Then you let the water settle for five minutes. This is when all those small particles clump together — in a process called flocculation — to form bigger, heavier particles that fall to the bottom of the water container.
Once all the clumps have settled, you can strain the water with a piece of cloth or fabric as you pour it into a new, fresh container.
Then you let the water sit for 20 minutes while the water disinfects and kills any remaining bacteria and viruses. After that, the clean water is drinkable (and it can be stored for later).
So far, the water purification packets have been incredibly helpful in addressing water crises and shortages all over the world.
The packets remove more than 99.9% of common waterborne bacteria, viruses, and protozoa (microbial organisms) from water, and they have helped reduce the incidence of diarrheal disease by up to 90%.
“For those rural communities that don’t have access to a sustained water solution — like a pipe system — these packets are an excellent solution that can be a bridge to those more permanent options for communities,” says Allison Tummon-Kamphuis, manager of P&G’s Children’s Safe Drinking Water Program. They can also make a big difference after a natural disaster.

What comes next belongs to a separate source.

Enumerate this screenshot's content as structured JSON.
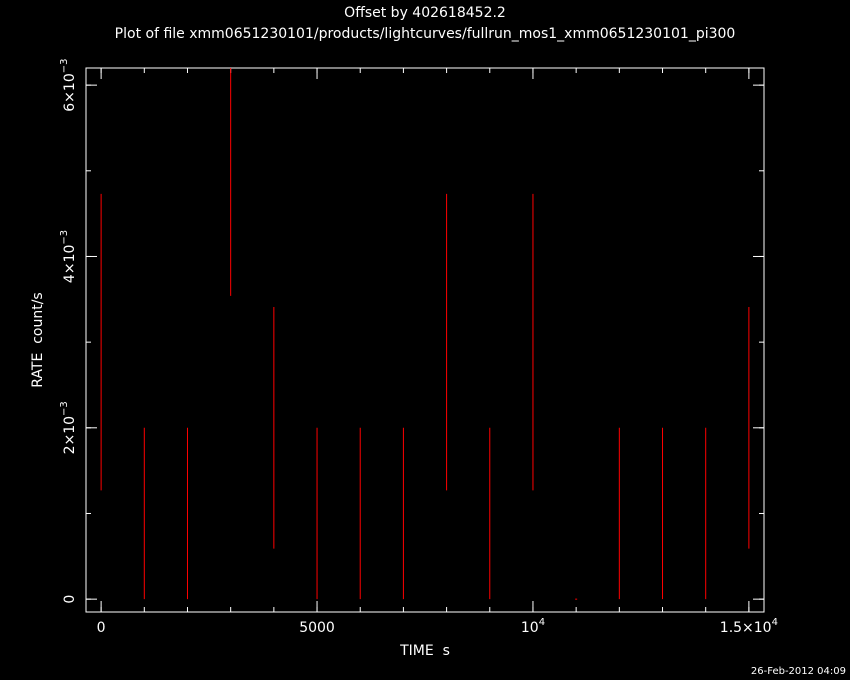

Since the packets were created, P&G has worked with 150 different partners around the world — including CARE, ChildFund, PSI, Save the Children, and World Vision — to provide 11 billion liters of clean water to those in need.
And the company is continuing to scale up work to help distribute the packets to even more places that need them. In fact, the packets were named one of the world’s most impactful innovations in 2012.
The packets are having a particularly important role in improving the health of children around the world. “I meet so many little girls around the world — I have two daughters myself,” Tummon-Kamphuis says, “and to meet young girls who have all sorts of dreams and seeing them have some of the barriers removed that would have gotten in the way of them achieving them is very memorable to me. And it’s not just young girls. It’s boys as well.”
While Souter has moved on to other research and development projects at P&G, he still remains proud of the work that he did on bringing these packets into the world.
“My work on this project has been a source of both personal pride and humble understanding,” he said in 2012, “as I’ve come to realize that every once in a while, life puts us in a position — opens to us a door — to make a difference.”